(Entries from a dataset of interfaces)

▬▬▬

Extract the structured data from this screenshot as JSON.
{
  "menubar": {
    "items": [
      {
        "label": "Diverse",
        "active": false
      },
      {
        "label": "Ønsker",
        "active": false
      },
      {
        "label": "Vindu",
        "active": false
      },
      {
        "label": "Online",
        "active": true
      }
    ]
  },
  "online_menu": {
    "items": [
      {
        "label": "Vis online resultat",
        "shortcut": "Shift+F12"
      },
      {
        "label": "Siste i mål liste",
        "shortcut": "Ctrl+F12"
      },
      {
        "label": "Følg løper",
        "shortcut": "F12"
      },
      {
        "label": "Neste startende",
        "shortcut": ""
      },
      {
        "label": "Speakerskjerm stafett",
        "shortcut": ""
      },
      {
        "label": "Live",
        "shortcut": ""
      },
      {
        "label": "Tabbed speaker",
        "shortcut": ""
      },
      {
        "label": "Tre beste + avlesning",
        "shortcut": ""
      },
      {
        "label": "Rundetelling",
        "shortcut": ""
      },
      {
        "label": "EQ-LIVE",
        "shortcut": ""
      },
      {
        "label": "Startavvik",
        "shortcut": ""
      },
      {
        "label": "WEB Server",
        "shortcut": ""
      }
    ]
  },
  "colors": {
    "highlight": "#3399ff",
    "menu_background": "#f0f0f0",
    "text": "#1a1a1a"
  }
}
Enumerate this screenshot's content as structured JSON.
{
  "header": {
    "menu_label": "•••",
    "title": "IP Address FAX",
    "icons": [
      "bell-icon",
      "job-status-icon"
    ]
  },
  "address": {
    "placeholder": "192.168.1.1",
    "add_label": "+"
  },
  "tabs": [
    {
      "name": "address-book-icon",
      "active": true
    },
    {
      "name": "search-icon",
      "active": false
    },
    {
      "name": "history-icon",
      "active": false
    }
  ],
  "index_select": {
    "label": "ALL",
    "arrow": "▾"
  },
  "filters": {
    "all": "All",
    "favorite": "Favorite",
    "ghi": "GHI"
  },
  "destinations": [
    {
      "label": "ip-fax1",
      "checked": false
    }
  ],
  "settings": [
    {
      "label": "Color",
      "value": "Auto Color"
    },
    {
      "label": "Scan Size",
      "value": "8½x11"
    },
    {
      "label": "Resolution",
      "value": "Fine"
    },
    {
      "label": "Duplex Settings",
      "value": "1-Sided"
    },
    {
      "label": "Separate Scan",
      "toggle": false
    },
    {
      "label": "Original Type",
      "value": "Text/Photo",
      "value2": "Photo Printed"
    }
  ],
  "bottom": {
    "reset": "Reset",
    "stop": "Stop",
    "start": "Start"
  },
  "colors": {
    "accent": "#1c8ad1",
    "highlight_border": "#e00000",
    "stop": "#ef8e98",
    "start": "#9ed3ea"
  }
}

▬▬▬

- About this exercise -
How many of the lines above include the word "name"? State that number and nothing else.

- Response for this exercise -
3